▸ EXERCISE PROMPT:
Pull every line containing "تاریخ" out of the listing below.

===== EXTRACTED INFORMATION

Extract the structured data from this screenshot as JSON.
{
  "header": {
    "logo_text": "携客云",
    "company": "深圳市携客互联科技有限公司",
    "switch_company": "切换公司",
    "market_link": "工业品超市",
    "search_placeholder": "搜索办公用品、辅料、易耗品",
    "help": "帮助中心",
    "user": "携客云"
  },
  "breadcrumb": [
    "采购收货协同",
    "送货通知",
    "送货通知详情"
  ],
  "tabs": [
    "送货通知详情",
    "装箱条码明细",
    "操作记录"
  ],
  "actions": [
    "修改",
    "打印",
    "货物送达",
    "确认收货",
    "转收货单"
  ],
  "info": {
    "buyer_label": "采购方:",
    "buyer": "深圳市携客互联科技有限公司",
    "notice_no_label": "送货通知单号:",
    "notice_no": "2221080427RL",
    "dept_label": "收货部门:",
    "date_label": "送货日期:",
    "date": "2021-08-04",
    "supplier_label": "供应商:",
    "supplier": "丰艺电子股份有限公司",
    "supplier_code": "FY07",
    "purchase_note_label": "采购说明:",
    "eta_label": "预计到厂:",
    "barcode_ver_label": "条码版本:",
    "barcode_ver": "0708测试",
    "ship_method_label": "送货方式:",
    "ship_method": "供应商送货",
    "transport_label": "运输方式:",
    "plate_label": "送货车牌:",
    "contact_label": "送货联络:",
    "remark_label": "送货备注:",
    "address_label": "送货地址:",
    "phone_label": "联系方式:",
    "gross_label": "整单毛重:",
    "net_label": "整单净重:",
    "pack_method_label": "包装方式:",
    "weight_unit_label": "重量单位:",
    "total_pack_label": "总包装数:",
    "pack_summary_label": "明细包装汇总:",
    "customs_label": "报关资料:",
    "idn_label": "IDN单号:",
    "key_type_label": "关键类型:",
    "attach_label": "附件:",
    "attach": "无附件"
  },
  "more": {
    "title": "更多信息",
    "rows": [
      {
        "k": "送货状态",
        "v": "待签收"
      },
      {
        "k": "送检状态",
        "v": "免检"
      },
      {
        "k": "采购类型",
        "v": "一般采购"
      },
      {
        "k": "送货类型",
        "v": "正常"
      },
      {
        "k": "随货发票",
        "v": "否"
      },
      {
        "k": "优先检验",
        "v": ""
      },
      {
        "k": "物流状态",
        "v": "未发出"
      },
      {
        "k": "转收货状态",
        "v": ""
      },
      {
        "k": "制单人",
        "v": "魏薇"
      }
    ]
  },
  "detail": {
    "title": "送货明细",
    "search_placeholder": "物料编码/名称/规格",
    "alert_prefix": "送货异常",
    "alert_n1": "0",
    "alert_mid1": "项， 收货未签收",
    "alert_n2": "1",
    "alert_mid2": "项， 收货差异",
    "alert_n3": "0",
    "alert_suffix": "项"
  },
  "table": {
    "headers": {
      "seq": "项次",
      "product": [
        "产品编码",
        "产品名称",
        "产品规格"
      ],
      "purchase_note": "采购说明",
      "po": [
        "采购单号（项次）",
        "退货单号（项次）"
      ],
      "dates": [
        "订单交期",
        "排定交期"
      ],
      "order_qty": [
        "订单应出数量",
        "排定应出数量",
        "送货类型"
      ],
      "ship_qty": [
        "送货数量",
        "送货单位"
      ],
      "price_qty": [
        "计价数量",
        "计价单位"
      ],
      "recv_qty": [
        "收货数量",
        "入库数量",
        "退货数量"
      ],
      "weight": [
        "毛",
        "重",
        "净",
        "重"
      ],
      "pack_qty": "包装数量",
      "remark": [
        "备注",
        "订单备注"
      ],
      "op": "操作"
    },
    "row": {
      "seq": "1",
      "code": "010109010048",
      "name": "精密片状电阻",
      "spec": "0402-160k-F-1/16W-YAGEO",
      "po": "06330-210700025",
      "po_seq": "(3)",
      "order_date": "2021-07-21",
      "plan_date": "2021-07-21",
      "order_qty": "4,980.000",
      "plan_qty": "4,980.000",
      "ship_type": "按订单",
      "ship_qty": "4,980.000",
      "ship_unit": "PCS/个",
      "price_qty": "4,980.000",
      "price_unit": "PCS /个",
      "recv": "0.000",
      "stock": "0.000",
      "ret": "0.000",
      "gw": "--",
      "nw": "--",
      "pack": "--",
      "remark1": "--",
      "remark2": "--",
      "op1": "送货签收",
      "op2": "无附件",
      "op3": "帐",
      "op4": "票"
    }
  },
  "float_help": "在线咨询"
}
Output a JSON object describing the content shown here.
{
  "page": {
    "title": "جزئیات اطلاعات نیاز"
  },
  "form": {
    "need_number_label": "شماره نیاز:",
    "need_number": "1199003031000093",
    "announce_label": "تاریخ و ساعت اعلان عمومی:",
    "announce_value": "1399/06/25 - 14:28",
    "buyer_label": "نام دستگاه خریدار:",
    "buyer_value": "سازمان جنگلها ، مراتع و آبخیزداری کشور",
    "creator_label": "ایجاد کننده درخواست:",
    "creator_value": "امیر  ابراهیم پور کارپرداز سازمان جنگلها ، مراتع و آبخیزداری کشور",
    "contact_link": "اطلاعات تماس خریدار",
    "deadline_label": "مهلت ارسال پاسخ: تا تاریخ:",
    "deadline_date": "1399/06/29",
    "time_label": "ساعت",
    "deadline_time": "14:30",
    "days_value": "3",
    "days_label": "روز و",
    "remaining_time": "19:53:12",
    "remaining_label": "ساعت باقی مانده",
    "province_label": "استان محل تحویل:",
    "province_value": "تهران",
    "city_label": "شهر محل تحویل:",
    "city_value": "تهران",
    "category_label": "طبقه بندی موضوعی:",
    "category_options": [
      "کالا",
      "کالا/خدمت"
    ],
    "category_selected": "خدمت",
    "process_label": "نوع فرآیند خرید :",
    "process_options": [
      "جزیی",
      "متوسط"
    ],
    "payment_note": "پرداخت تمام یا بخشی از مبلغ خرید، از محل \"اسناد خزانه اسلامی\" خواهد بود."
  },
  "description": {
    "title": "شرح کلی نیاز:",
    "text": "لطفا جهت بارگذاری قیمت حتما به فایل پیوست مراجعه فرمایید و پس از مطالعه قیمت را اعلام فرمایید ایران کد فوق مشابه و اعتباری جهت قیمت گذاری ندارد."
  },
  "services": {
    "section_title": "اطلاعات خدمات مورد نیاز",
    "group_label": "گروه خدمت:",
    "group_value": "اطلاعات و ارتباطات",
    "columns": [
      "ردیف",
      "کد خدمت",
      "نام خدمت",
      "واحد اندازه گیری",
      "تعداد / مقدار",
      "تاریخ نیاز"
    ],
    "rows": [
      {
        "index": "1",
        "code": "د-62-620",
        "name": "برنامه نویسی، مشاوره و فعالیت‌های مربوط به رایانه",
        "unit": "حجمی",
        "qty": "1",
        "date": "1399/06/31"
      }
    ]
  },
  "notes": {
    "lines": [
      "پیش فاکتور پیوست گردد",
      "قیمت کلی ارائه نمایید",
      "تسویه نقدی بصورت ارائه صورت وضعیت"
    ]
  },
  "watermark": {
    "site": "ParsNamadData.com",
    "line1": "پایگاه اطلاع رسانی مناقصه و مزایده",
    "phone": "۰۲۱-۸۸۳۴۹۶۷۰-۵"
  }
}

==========

▸ RESULT FOR THIS TASK:
    "announce_label": "تاریخ و ساعت اعلان عمومی:",
    "deadline_label": "مهلت ارسال پاسخ: تا تاریخ:",
      "تاریخ نیاز"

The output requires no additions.